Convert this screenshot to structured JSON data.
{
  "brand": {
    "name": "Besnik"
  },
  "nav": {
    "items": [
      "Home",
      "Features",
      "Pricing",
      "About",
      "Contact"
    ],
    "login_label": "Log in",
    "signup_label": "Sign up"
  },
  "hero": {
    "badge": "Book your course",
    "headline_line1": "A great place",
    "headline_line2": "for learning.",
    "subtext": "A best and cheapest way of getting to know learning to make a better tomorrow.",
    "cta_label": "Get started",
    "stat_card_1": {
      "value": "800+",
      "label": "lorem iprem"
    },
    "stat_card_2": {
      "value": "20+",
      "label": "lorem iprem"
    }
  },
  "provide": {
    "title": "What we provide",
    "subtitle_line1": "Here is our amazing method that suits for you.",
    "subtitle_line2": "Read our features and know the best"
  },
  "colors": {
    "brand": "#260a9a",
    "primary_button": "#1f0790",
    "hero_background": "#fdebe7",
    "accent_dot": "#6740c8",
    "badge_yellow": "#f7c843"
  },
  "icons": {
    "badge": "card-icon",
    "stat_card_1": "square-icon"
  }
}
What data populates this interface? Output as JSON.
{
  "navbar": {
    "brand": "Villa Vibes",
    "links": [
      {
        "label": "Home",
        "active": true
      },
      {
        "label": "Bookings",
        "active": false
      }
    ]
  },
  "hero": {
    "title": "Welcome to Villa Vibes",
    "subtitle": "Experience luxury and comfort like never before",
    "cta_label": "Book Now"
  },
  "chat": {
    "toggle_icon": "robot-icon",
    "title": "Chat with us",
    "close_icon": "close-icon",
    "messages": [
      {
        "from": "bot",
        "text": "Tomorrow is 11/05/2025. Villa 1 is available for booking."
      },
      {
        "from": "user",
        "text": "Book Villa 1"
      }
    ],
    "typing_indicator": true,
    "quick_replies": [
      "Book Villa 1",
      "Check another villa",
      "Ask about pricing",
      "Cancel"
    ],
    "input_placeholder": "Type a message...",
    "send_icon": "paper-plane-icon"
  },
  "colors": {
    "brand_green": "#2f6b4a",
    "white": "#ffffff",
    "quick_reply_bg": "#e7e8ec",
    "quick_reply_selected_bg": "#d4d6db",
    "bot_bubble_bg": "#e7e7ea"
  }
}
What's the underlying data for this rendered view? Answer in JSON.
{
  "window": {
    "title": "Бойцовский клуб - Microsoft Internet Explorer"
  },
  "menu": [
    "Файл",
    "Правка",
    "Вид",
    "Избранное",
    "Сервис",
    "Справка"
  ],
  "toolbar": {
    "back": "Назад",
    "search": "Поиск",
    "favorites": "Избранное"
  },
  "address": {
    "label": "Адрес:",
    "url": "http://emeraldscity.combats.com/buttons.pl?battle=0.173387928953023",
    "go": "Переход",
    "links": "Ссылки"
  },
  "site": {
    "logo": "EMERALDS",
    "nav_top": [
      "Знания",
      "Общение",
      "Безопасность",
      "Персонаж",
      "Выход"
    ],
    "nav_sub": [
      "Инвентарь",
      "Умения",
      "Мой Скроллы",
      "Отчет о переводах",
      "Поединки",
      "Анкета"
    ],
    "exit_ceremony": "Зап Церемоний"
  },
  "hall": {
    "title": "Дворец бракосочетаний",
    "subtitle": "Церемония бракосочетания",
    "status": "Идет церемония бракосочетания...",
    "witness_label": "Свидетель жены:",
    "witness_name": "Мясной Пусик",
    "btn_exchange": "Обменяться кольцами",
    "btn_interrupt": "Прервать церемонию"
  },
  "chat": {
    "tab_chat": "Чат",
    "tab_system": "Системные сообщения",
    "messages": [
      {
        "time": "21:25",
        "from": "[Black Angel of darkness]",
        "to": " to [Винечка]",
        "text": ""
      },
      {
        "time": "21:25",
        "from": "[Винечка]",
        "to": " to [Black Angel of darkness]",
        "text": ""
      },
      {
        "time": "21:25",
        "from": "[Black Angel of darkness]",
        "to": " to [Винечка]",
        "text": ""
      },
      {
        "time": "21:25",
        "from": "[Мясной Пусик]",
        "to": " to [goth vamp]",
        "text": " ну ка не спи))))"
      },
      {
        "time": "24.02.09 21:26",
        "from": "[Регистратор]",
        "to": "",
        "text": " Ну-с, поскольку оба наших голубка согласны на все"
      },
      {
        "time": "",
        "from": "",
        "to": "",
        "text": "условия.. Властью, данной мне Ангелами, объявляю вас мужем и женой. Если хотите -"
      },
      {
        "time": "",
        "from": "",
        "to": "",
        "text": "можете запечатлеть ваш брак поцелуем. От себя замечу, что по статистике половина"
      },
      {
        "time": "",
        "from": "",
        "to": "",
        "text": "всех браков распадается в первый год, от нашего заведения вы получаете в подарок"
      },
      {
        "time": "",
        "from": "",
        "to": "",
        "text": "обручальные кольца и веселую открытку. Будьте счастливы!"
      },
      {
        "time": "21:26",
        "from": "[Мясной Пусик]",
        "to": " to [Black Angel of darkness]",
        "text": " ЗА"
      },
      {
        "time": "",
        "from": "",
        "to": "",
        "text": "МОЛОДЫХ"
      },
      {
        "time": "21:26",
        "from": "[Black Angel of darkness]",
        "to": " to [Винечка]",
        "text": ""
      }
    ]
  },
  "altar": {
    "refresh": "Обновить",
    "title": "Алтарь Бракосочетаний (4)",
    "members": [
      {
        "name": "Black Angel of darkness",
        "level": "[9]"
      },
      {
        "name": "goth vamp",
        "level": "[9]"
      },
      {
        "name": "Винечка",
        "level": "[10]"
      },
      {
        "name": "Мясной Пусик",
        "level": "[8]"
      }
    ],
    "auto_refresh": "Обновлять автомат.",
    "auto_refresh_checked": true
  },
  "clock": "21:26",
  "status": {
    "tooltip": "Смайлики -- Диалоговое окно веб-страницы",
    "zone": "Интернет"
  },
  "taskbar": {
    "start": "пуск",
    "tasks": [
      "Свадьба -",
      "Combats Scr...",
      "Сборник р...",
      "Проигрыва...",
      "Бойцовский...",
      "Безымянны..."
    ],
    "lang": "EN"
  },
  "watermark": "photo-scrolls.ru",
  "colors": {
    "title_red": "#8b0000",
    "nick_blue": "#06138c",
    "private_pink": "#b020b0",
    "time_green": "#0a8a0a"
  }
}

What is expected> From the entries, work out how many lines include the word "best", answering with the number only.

Task answer> 2